Bodhidharma 1
Bodhidharma 2
Bodhidharma 3
Bodhidharma 4
Bodhidharma 5
Bodhidharma 6
Bodhidharma 7
Bodhidharma 8
Bodhidharma 9
Bodhidharma 10
Sunset, Bay of Incheon
The Sea
Words of a Boatman
Moments I Wished Would Linger
You and I: Our Outcry
You and I: Our Lamentation
Siblings
When the Dawn Comes Down
A Fistful of Ashes
Holding on to a Finger
When the Thunder God Came to My Body
Opening the Mountain-Side Window
Proximation
Sun & Moon
Arising, Passing, Attachment
The Wind that Once Wept in the Pine Grove
Gwanseum
This Body of Mine
The Day I Try Dying
As I Look Upon Myself
Waning Landscape
At the Tomb of King Seondeok
Forest
New Shoots
Early Spring
Three Views of Spring
The Sound of My Own Cry
All the Same at Journey's End
Scarecrow
Days Living on the Mountain
Vapors
My Lifelines
Embers (Afterword)
Translator's Afterword
Acknowledgments
  • Read a selection of Cho Oh-Hyun's poems in Asymptote

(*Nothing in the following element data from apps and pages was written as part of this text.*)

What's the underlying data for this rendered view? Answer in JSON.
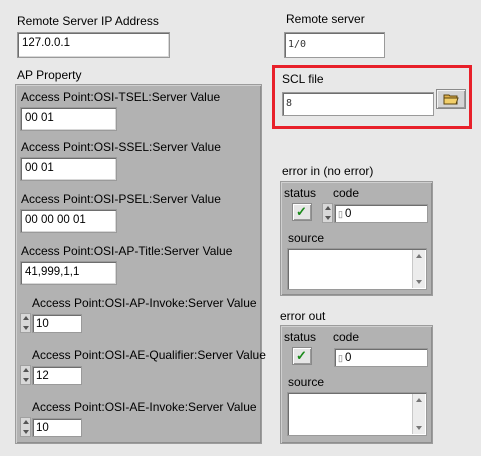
{
  "remote_ip": {
    "label": "Remote Server IP Address",
    "value": "127.0.0.1"
  },
  "remote_server": {
    "label": "Remote server",
    "value": ""
  },
  "scl_file": {
    "label": "SCL file",
    "value": ""
  },
  "ap_property": {
    "label": "AP Property",
    "fields": [
      {
        "label": "Access Point:OSI-TSEL:Server Value",
        "value": "00 01"
      },
      {
        "label": "Access Point:OSI-SSEL:Server Value",
        "value": "00 01"
      },
      {
        "label": "Access Point:OSI-PSEL:Server Value",
        "value": "00 00 00 01"
      },
      {
        "label": "Access Point:OSI-AP-Title:Server Value",
        "value": "41,999,1,1"
      },
      {
        "label": "Access Point:OSI-AP-Invoke:Server Value",
        "value": "10"
      },
      {
        "label": "Access Point:OSI-AE-Qualifier:Server Value",
        "value": "12"
      },
      {
        "label": "Access Point:OSI-AE-Invoke:Server Value",
        "value": "10"
      }
    ]
  },
  "error_in": {
    "label": "error in (no error)",
    "status_label": "status",
    "code_label": "code",
    "code_value": "0",
    "source_label": "source",
    "source_value": ""
  },
  "error_out": {
    "label": "error out",
    "status_label": "status",
    "code_label": "code",
    "code_value": "0",
    "source_label": "source",
    "source_value": ""
  },
  "icons": {
    "status_check": "✓",
    "remote_server_path_glyph": "1/0",
    "scl_path_glyph": "8"
  },
  "colors": {
    "highlight": "#e8202a",
    "check_green": "#1a8a1a",
    "cluster_gray": "#b2b2b2"
  }
}
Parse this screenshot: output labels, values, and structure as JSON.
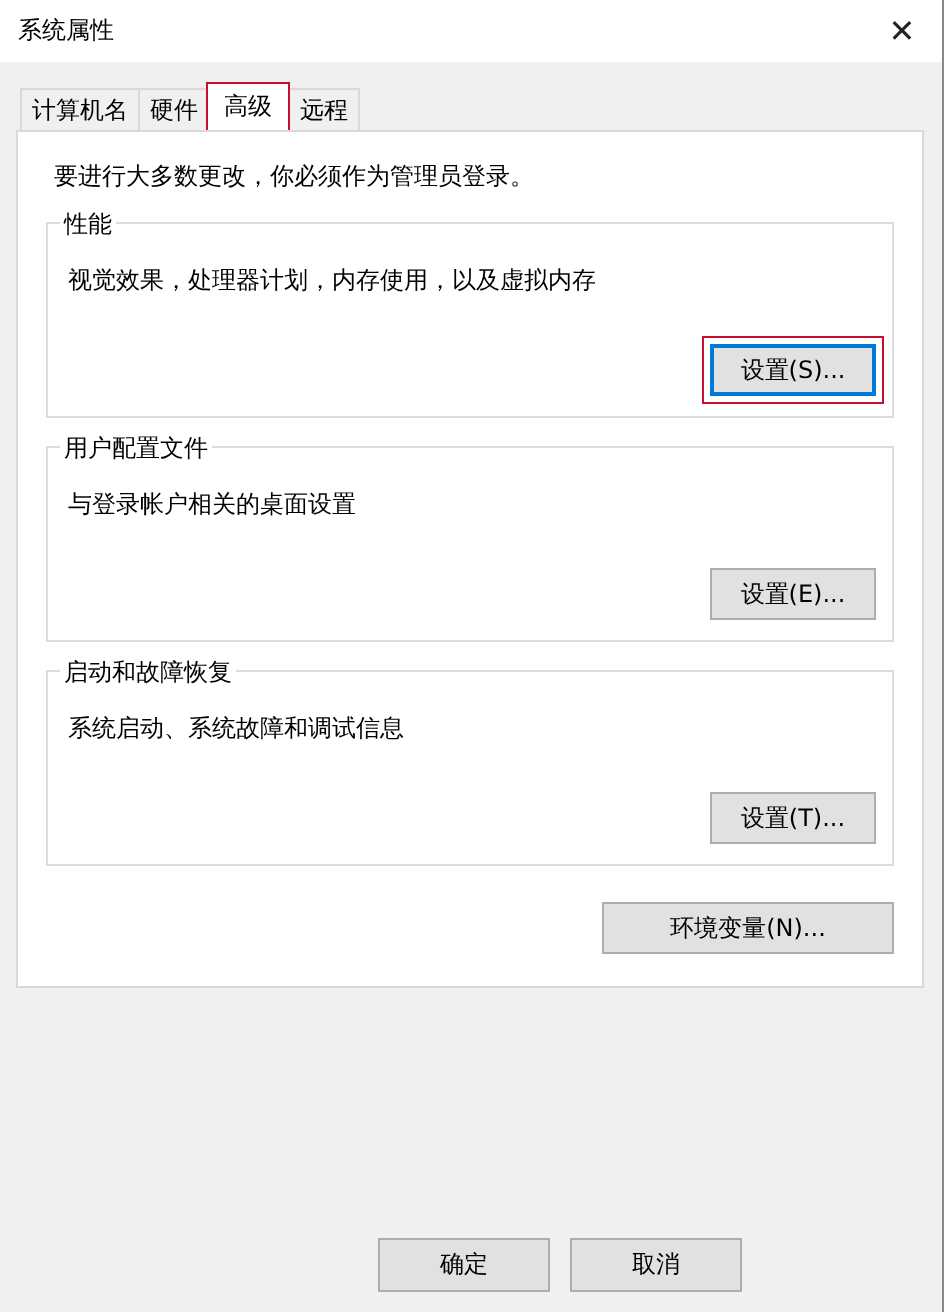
{
  "window": {
    "title": "系统属性",
    "close": "✕"
  },
  "tabs": [
    {
      "label": "计算机名",
      "selected": false,
      "highlighted": false
    },
    {
      "label": "硬件",
      "selected": false,
      "highlighted": false
    },
    {
      "label": "高级",
      "selected": true,
      "highlighted": true
    },
    {
      "label": "远程",
      "selected": false,
      "highlighted": false
    }
  ],
  "notice": "要进行大多数更改，你必须作为管理员登录。",
  "groups": [
    {
      "title": "性能",
      "description": "视觉效果，处理器计划，内存使用，以及虚拟内存",
      "button": {
        "label": "设置(S)...",
        "focused": true,
        "highlighted": true
      }
    },
    {
      "title": "用户配置文件",
      "description": "与登录帐户相关的桌面设置",
      "button": {
        "label": "设置(E)...",
        "focused": false,
        "highlighted": false
      }
    },
    {
      "title": "启动和故障恢复",
      "description": "系统启动、系统故障和调试信息",
      "button": {
        "label": "设置(T)...",
        "focused": false,
        "highlighted": false
      }
    }
  ],
  "env_button": "环境变量(N)...",
  "footer_buttons": [
    "确定",
    "取消"
  ]
}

About the Author

Cho Oh-Hyun is in retreat at Baekdamsa Temple at Mt. Seoraksan. The lineage holder of the Mt. Gaji school of Korean Nine Mountains Zen, he received the Cheong Chi-yong Literary Award for Distant Holy Man in 2007, and translations of his work have appeared in Asymptote, the Buddhist Poetry Review, Asia Literary Review, Azalea, and the Adirondack Review.

Heinz Insu Fenkl is associate professor of English and Asian studies at SUNY New Paltz. He is the author of Memories of My Ghost Brother and is working on a translation of Yi Mun-yol's novella Meeting with My Brother.